You will not want to include anyone on your Advisory Board who may have a conflict of interest, such as lawyers, accountants, customers (or a direct competitor). An Advisory Board of just two or three people can be a powerful management tool for a small business. (For advice on how to run Advisory Board meetings see An Agenda for Your First Advisory Board Meeting.)
When you're writing your business plan, you'll want to describe who is on your Advisory Board, listing their names, titles, experience and expertise and explaining how each member will contribute to helping you run a profitable business.
If you're writing a business plan in preparation for starting a business and don't yet have an Advisory Board, be sure to include this section anyhow, describing your plans for setting one up and describing the types of people you will approach to serve on your Board.
Having an Advisory Board, or planning to have one, shows those reading your business plan that you have the foresight to seek advice and make your management team as strong as possible - an important consideration when most businesses fail because of mismanagement of one type or another.
The last issue you need to address in the management plan section of your business plan is your business's human resources needs.
Human Resources Needs in the Business Plan
The trick to writing about your business's human resources needs in the management plan section of your business plan is to be able to describe your human resources needs specifically.
To write something such as, "We'll need more people once we get up and running" will impress no one.
Begin with the bottom line. How many employees will your business need and what will it cost you? This is what will be of most interest to the people reading your business plan.
Then consider how your business's human resources needs can best be met. Will it be best to have employees or should you operate with contract workers or freelancers?
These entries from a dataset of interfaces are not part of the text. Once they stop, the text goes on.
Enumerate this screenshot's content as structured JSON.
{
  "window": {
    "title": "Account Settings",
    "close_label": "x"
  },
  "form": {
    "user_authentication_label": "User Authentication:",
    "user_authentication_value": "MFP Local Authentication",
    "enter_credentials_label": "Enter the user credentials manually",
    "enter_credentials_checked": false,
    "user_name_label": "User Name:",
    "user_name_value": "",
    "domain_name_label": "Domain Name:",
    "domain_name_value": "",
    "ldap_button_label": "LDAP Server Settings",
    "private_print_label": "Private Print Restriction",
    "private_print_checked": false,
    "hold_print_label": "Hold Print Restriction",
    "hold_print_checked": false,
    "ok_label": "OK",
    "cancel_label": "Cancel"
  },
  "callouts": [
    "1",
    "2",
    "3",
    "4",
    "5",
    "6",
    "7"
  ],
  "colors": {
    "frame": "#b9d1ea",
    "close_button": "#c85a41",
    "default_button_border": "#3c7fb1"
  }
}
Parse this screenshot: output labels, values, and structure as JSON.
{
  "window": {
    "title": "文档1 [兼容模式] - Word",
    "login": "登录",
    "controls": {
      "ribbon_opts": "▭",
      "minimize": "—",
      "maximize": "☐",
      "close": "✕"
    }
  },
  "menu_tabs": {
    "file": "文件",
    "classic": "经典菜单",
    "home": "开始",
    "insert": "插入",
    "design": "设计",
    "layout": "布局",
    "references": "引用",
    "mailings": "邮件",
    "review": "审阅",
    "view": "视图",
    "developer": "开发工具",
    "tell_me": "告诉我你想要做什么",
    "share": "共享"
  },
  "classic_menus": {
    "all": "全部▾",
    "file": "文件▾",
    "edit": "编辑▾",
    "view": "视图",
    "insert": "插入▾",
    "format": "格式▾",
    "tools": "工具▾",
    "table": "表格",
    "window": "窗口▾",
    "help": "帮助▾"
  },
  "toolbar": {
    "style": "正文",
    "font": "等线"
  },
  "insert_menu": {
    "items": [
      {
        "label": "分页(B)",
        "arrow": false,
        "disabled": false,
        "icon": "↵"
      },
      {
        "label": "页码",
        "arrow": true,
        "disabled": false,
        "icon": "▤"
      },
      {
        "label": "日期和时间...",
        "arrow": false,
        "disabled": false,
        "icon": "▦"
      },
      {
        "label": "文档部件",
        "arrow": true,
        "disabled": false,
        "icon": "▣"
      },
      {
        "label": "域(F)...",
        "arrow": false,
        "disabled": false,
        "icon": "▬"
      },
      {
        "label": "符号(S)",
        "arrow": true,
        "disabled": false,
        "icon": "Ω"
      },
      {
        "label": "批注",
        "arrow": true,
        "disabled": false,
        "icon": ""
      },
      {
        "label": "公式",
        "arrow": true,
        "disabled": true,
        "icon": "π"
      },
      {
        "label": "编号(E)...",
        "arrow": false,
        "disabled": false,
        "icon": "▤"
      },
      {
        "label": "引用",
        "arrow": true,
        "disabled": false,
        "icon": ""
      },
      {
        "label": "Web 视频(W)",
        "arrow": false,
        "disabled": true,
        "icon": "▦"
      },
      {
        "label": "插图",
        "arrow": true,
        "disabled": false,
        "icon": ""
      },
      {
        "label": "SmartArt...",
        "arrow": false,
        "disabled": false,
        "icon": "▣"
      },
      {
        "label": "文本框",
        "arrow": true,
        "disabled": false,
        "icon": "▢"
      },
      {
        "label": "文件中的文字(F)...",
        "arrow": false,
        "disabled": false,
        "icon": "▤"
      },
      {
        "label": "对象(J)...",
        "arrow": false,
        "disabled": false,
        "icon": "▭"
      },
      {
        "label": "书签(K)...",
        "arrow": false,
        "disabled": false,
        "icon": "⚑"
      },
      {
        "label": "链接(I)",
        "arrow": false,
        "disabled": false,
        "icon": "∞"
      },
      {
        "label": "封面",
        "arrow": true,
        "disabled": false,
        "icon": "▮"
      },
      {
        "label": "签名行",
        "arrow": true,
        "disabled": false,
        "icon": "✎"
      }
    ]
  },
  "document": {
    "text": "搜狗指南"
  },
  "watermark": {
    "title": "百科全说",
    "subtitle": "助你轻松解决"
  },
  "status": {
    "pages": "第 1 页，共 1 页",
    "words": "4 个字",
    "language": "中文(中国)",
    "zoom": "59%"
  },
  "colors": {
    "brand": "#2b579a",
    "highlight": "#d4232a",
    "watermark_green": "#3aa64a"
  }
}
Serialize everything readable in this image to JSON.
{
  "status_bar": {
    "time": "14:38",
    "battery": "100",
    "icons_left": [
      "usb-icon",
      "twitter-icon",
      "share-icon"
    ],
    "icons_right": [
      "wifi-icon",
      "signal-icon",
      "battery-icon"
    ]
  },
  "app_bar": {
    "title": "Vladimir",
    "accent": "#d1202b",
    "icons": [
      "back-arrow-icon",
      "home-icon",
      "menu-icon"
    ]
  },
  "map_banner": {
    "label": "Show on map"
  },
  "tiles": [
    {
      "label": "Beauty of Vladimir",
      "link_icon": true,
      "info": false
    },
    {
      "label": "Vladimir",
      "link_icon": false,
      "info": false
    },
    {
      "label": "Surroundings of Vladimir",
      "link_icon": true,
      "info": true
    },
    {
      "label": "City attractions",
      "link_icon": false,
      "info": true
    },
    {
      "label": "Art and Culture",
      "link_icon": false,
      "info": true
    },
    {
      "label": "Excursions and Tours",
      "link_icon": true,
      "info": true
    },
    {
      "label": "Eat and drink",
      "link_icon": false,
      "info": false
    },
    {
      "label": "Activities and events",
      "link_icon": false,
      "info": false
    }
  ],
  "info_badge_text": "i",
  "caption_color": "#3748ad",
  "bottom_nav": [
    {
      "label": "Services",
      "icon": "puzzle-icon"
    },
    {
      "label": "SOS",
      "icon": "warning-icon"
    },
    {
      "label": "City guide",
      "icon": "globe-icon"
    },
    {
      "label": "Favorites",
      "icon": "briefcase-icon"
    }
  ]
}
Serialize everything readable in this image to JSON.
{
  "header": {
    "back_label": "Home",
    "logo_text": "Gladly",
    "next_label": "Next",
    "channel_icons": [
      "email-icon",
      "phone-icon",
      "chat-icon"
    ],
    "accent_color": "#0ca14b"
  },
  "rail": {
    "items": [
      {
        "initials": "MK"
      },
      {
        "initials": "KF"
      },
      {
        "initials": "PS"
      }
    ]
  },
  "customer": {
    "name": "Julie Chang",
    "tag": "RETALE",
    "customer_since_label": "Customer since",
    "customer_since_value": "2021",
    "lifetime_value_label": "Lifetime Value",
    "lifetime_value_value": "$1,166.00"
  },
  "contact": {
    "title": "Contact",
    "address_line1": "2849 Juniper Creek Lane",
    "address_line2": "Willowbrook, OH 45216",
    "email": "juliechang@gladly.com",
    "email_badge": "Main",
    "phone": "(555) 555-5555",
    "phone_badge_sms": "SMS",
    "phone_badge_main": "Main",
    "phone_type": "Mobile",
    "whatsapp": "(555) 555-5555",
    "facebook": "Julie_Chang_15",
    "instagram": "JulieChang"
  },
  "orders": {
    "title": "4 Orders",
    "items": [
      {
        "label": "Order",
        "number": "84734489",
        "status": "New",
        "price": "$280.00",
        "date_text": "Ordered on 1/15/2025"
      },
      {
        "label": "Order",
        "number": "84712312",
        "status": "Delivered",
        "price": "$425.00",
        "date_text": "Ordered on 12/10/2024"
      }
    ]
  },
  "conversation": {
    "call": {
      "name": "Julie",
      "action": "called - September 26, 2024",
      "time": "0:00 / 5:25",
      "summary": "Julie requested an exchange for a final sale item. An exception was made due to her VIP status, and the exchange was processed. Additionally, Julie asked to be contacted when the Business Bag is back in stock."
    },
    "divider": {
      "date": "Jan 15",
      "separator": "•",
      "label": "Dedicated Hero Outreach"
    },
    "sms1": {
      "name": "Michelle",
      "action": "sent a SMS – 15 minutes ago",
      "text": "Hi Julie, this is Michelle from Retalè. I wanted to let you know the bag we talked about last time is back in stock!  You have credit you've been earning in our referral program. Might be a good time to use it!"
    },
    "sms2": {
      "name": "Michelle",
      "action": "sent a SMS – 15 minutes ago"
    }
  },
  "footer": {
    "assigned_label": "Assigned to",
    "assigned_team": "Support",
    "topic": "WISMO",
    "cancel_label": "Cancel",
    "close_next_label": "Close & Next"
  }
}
Do you need full-time or part-time staff or a mix of both?
Outline your staffing requirements in this section of your business plan, including a description of the specific skills that the people working for you will have to have. (See How to Develop a Job Description for help if you need it.)
Now you're ready to calculate your labor costs. You can calculate the number of employees you will need by figuring out how many customers each employee can serve. As an example, if it takes one employee to serve 150 customers, and you forecast 1500 customers in your first year, your business will need 10 employees.
Add to this the cost of Workers' Compensation Insurance (mandatory for most businesses) and the cost of any other employee benefits, such as company-sponsored medical and dental plans to calculate your total labor cost.
You also need to describe how you're going to find the staff your business needs, and how you're going to train them.
Your description of staff recruitment should explain whether or not sufficient local labor is available and how you're going to recruit staff if you need to go further afield.
When you're writing about staff training in your business plan, you'll want to include as many specifics as possible. What specific training will your staff undergo? What ongoing training opportunities will you provide your employees?
Even if your plan for your business is to start as a solo act, you need to include this section on Human Resources Needs in your business plan to demonstrate that you've thought about the staffing your business may require as it grows and that your business has (or will have) human resources policies in place. Business plans are about the future, and how your business is going to succeed.
Next in this series: Writing the Operating Plan Section of the Business Plan
Read more about writing the business plan: